- 1. To add up to 120,000 flights per year into Heathrow through the introduction of mixed-mode traffic (including previous banned night flights and the dual use of runways for both take-offs and landings)
- 2. To make more use of surplus capacity at other London airports.
- 1. To build a third runway at Heathrow
- 2. To build a completely new airport east of London
- 3. To build a second runway at Gatwick
- 4. To convert the RAF Northolt military air base to civilian use and to link it to Heathrow with a rapid transport system.
Is Heathrow the answer?[caption id="attachment_7797" align="alignnone" width="333"] CEO of Heathrow Airport, Colin Matthews speaking.[/caption] Much of the debate at the conference concentrated on the pros and cons of both short and long-term expansion of traffic at Heathrow. “International airlines want to come to Heathrow,” says Colin Matthews. “Otherwise, why would they pay £25m for a landing slot?” He argued that expansion at Heathrow was essential to compete with other international hub airports at Paris, Amsterdam and Frankfurt. “We shouldn't delay,” he stated. “There is a real danger that Britain will miss out.” He noted that the reason that 80% of long haul airlines come to Heathrow is because it has highest number of transfer passengers. Stewart Wingate, CEO of Gatwick airport agreed. “There is competition between UK and continental airports,” he said. “Passenger and airlines can switch.” MP Tim Yeo also supported expansion at Heathrow, particularly if it could be linked in to improved land transport connections, including high speed rail lines. “A third Heathrow runway would reduce noise levels through the introduction of quieter modern planes and less stacking of aircraft waiting to land,” he said. The case against a third Heathrow runway was presented by John Stewart, chair of HACAN (Heathrow Association for the Control of Aircraft Noise) which represents local residents under the Heathrow flight path. “The third runway will never be built,” declared Stewart. “All politicians, including the Mayor of London are putting Heathrow in the ‘too difficult’ box. On the environmental side, a total of 275,000 people are already affected by aircraft noise and a third runway would increase this number by an additional 150,000.” He also argued against the adoption of mixed mode operations which would result in an additional 80,000 flights per year operating at all times of the day. “You're risking a revolution in Richmond,” he commented. Stewart also stated that there were pockets of pollution around Heathrow which were already above EU legal limits and increasing the number of flights would only make this situation worse. The environmental argument against Heathrow expansion was echoed by Daniel Moylan. “28% of the population of Europe are already affected by Heathrow." he said. “A third runway could affect up to 1m people. In addition, a third runway would require updated surface access with additional costs.”

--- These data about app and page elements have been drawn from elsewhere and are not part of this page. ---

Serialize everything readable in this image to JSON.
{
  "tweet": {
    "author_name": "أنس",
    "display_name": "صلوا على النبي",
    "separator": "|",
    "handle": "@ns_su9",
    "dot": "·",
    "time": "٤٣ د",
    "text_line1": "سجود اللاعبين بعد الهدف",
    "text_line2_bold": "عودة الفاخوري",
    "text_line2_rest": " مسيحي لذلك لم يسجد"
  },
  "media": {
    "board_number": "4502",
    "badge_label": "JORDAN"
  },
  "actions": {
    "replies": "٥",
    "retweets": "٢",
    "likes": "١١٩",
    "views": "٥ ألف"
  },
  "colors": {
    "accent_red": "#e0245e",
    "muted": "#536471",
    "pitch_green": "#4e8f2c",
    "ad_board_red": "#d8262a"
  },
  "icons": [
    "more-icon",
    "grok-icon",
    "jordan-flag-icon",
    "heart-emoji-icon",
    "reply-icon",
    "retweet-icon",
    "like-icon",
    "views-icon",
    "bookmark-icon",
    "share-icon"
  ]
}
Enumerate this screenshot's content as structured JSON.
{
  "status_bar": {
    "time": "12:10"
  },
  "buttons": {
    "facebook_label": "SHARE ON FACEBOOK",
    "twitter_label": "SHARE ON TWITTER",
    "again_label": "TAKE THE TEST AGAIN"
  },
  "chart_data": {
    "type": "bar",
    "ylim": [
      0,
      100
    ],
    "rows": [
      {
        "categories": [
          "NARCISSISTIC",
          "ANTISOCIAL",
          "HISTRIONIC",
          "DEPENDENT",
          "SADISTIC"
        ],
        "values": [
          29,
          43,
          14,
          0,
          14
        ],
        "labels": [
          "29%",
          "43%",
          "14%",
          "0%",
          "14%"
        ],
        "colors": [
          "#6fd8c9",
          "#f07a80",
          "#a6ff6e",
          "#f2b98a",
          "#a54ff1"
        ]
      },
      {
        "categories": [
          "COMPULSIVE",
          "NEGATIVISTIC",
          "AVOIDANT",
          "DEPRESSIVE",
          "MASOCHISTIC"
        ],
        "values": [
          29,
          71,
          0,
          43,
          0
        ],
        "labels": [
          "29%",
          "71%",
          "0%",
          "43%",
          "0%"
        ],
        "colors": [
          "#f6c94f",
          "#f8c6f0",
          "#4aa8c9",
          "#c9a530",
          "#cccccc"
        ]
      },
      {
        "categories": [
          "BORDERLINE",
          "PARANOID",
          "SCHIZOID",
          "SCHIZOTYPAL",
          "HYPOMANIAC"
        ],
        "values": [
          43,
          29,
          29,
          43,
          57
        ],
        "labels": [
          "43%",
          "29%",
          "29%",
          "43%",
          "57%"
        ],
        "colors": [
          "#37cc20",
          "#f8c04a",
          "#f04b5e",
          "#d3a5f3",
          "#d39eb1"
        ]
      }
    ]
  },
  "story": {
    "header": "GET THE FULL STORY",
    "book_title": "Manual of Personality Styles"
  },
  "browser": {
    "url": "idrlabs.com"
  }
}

Look east[caption id="attachment_7798" align="alignnone" width="403"] A possible 4 runway Thames Estuary Airport at Goodwin Sands. (Beckett Rankin)[/caption] In recent years, there have been a number of proposals for the building of a completely new airport east of London in the Thames Estuary. Robin Cooper, Director of Regeneration, Community and Culture, Medway Council, said there have been five recent proposals for new major airports located in the Thames Estuary.
- 1. Cliffe Airport - three runways, Cliffe, Hoo Peninsula (Olsen)

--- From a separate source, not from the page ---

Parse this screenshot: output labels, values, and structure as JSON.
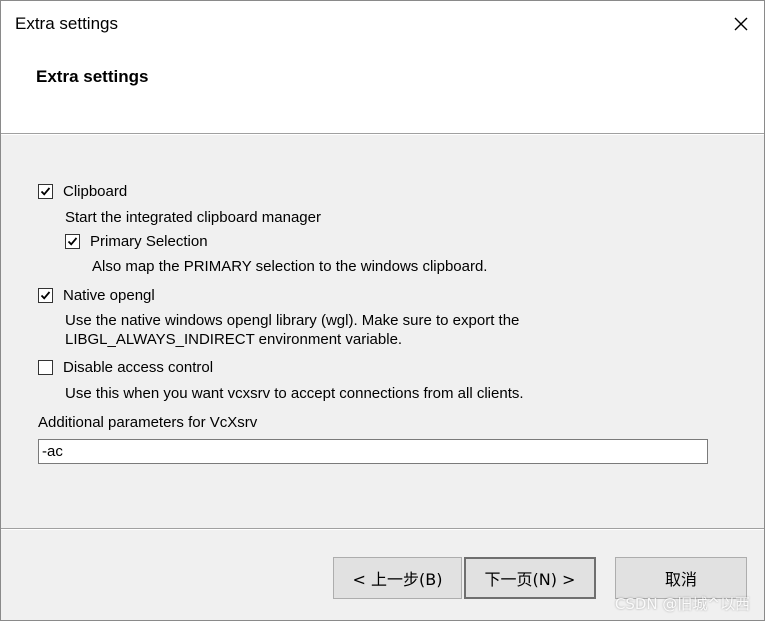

- 2. Thames Hub – four runways, Isle of Grain, Hoo Peninsula (Foster & Partner)
- 3. London Jubilee Airport – five to six runways, offshore in Thames Estuary six miles northeast of Isle of Sheppey (Trestad)

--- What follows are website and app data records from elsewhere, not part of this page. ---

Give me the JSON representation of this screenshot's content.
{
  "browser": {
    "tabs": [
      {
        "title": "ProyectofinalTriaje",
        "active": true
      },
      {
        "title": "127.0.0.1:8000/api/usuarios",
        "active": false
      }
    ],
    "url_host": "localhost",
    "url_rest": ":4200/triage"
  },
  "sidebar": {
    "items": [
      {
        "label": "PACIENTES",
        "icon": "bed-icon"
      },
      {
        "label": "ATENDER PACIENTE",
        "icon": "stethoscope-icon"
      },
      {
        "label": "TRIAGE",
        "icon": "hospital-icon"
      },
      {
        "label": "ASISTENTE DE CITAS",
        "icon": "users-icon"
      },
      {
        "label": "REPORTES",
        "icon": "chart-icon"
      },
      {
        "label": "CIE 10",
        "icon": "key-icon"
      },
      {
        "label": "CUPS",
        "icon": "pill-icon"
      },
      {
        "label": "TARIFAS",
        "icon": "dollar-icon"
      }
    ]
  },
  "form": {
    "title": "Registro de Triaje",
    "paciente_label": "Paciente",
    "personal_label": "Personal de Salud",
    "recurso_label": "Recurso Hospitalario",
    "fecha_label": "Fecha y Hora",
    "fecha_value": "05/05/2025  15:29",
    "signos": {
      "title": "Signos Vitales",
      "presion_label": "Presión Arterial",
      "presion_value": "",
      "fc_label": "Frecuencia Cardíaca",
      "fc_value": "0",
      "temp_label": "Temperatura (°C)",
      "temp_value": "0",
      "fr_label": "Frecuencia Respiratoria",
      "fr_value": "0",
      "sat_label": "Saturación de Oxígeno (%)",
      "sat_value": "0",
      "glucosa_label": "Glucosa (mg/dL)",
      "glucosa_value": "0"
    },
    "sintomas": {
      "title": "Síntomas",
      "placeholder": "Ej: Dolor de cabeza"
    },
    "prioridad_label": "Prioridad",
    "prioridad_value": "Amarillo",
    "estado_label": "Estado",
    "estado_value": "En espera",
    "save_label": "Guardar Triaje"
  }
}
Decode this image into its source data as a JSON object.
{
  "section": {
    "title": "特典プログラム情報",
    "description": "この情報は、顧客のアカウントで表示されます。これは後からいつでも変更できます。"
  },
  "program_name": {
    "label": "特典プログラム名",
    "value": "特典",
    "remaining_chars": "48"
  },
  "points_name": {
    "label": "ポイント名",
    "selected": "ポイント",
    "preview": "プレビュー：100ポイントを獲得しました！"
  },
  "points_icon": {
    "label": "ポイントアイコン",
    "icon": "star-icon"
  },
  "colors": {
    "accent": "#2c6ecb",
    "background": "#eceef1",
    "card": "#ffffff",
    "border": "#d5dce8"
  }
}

- 4. London Britannia Airport – four floating runways in Thames Estuary linked to north and south land terminals (Gensler)
- 5. Goodwin Sands Airport – four runways, Goodwin Sands (Beckett Rankin)